Exercise details -
Without the pictures, reproduce the entries below exactly.

Study material -

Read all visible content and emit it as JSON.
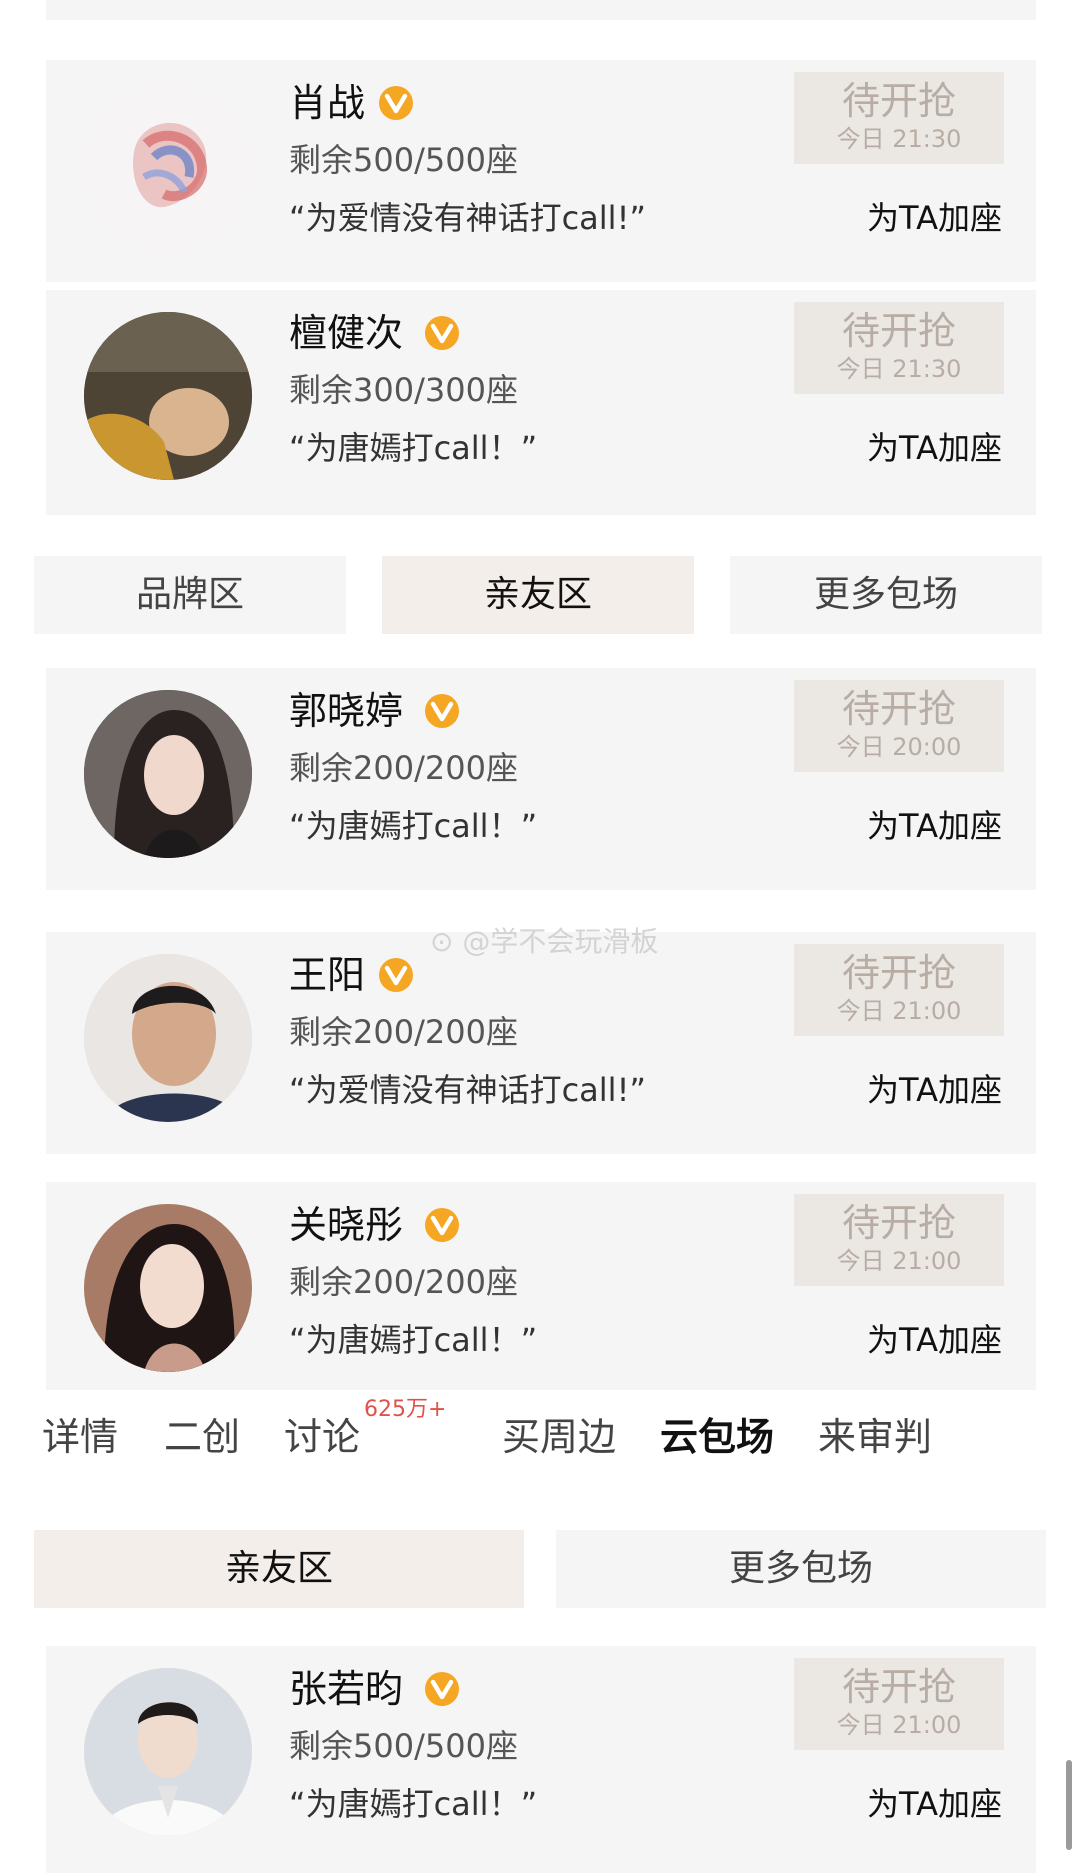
{
  "cards": [
    {
      "name": "肖战",
      "seats": "剩余500/500座",
      "slogan": "“为爱情没有神话打call!”",
      "status": "待开抢",
      "time": "今日 21:30",
      "add": "为TA加座",
      "avatar_icon": "heart-art-avatar-icon"
    },
    {
      "name": "檀健次",
      "seats": "剩余300/300座",
      "slogan": "“为唐嫣打call！”",
      "status": "待开抢",
      "time": "今日 21:30",
      "add": "为TA加座",
      "avatar_icon": "person-avatar-icon"
    },
    {
      "name": "郭晓婷",
      "seats": "剩余200/200座",
      "slogan": "“为唐嫣打call！”",
      "status": "待开抢",
      "time": "今日 20:00",
      "add": "为TA加座",
      "avatar_icon": "person-avatar-icon"
    },
    {
      "name": "王阳",
      "seats": "剩余200/200座",
      "slogan": "“为爱情没有神话打call!”",
      "status": "待开抢",
      "time": "今日 21:00",
      "add": "为TA加座",
      "avatar_icon": "person-avatar-icon"
    },
    {
      "name": "关晓彤",
      "seats": "剩余200/200座",
      "slogan": "“为唐嫣打call！”",
      "status": "待开抢",
      "time": "今日 21:00",
      "add": "为TA加座",
      "avatar_icon": "person-avatar-icon"
    },
    {
      "name": "张若昀",
      "seats": "剩余500/500座",
      "slogan": "“为唐嫣打call！”",
      "status": "待开抢",
      "time": "今日 21:00",
      "add": "为TA加座",
      "avatar_icon": "person-avatar-icon"
    }
  ],
  "segment1": {
    "brand": "品牌区",
    "friends": "亲友区",
    "more": "更多包场"
  },
  "segment2": {
    "friends": "亲友区",
    "more": "更多包场"
  },
  "nav": {
    "details": "详情",
    "fanart": "二创",
    "discuss": "讨论",
    "discuss_count": "625万+",
    "merch": "买周边",
    "cloud": "云包场",
    "judge": "来审判"
  },
  "watermark": "@学不会玩滑板",
  "colors": {
    "verified_badge": "#f5a623",
    "grab_bg": "#ebe7e3",
    "grab_text": "#b8ada4",
    "count_badge": "#e0524a"
  }
}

Exercise solution -
Read all visible content and emit it as JSON.
{
  "cards": [
    {
      "name": "肖战",
      "seats": "剩余500/500座",
      "slogan": "“为爱情没有神话打call!”",
      "status": "待开抢",
      "time": "今日 21:30",
      "add": "为TA加座",
      "avatar_icon": "heart-art-avatar-icon"
    },
    {
      "name": "檀健次",
      "seats": "剩余300/300座",
      "slogan": "“为唐嫣打call！”",
      "status": "待开抢",
      "time": "今日 21:30",
      "add": "为TA加座",
      "avatar_icon": "person-avatar-icon"
    },
    {
      "name": "郭晓婷",
      "seats": "剩余200/200座",
      "slogan": "“为唐嫣打call！”",
      "status": "待开抢",
      "time": "今日 20:00",
      "add": "为TA加座",
      "avatar_icon": "person-avatar-icon"
    },
    {
      "name": "王阳",
      "seats": "剩余200/200座",
      "slogan": "“为爱情没有神话打call!”",
      "status": "待开抢",
      "time": "今日 21:00",
      "add": "为TA加座",
      "avatar_icon": "person-avatar-icon"
    },
    {
      "name": "关晓彤",
      "seats": "剩余200/200座",
      "slogan": "“为唐嫣打call！”",
      "status": "待开抢",
      "time": "今日 21:00",
      "add": "为TA加座",
      "avatar_icon": "person-avatar-icon"
    },
    {
      "name": "张若昀",
      "seats": "剩余500/500座",
      "slogan": "“为唐嫣打call！”",
      "status": "待开抢",
      "time": "今日 21:00",
      "add": "为TA加座",
      "avatar_icon": "person-avatar-icon"
    }
  ],
  "segment1": {
    "brand": "品牌区",
    "friends": "亲友区",
    "more": "更多包场"
  },
  "segment2": {
    "friends": "亲友区",
    "more": "更多包场"
  },
  "nav": {
    "details": "详情",
    "fanart": "二创",
    "discuss": "讨论",
    "discuss_count": "625万+",
    "merch": "买周边",
    "cloud": "云包场",
    "judge": "来审判"
  },
  "watermark": "@学不会玩滑板",
  "colors": {
    "verified_badge": "#f5a623",
    "grab_bg": "#ebe7e3",
    "grab_text": "#b8ada4",
    "count_badge": "#e0524a"
  }
}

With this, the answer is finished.